Problem statement: The data beneath this task has to be reprinted character for character.

Records for processing:
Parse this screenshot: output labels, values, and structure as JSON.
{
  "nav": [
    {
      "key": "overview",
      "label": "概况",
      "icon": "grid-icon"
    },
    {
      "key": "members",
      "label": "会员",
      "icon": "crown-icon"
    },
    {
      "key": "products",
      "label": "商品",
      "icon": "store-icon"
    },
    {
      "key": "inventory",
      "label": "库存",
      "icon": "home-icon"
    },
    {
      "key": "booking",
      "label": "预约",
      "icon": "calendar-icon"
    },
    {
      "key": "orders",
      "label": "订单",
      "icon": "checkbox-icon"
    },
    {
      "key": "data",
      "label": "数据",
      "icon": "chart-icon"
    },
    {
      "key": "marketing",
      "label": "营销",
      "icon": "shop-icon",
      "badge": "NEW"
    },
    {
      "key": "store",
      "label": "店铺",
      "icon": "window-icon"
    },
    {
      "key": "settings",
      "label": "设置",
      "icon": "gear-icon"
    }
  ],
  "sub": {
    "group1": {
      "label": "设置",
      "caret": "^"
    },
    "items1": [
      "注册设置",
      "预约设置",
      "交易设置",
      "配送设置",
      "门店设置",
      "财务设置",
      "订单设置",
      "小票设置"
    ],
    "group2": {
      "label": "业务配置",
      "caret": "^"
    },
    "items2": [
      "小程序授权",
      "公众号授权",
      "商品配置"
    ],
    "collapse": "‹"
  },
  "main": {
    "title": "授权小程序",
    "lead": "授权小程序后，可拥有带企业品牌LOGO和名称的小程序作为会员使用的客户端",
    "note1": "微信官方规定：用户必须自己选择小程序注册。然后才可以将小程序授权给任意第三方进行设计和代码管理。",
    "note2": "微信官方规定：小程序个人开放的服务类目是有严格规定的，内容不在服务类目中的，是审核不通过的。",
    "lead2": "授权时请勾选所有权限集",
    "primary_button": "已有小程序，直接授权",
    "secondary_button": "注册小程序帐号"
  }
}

Solution to the problem:
Parse this screenshot: output labels, values, and structure as JSON.
{
  "nav": [
    {
      "key": "overview",
      "label": "概况",
      "icon": "grid-icon"
    },
    {
      "key": "members",
      "label": "会员",
      "icon": "crown-icon"
    },
    {
      "key": "products",
      "label": "商品",
      "icon": "store-icon"
    },
    {
      "key": "inventory",
      "label": "库存",
      "icon": "home-icon"
    },
    {
      "key": "booking",
      "label": "预约",
      "icon": "calendar-icon"
    },
    {
      "key": "orders",
      "label": "订单",
      "icon": "checkbox-icon"
    },
    {
      "key": "data",
      "label": "数据",
      "icon": "chart-icon"
    },
    {
      "key": "marketing",
      "label": "营销",
      "icon": "shop-icon",
      "badge": "NEW"
    },
    {
      "key": "store",
      "label": "店铺",
      "icon": "window-icon"
    },
    {
      "key": "settings",
      "label": "设置",
      "icon": "gear-icon"
    }
  ],
  "sub": {
    "group1": {
      "label": "设置",
      "caret": "^"
    },
    "items1": [
      "注册设置",
      "预约设置",
      "交易设置",
      "配送设置",
      "门店设置",
      "财务设置",
      "订单设置",
      "小票设置"
    ],
    "group2": {
      "label": "业务配置",
      "caret": "^"
    },
    "items2": [
      "小程序授权",
      "公众号授权",
      "商品配置"
    ],
    "collapse": "‹"
  },
  "main": {
    "title": "授权小程序",
    "lead": "授权小程序后，可拥有带企业品牌LOGO和名称的小程序作为会员使用的客户端",
    "note1": "微信官方规定：用户必须自己选择小程序注册。然后才可以将小程序授权给任意第三方进行设计和代码管理。",
    "note2": "微信官方规定：小程序个人开放的服务类目是有严格规定的，内容不在服务类目中的，是审核不通过的。",
    "lead2": "授权时请勾选所有权限集",
    "primary_button": "已有小程序，直接授权",
    "secondary_button": "注册小程序帐号"
  }
}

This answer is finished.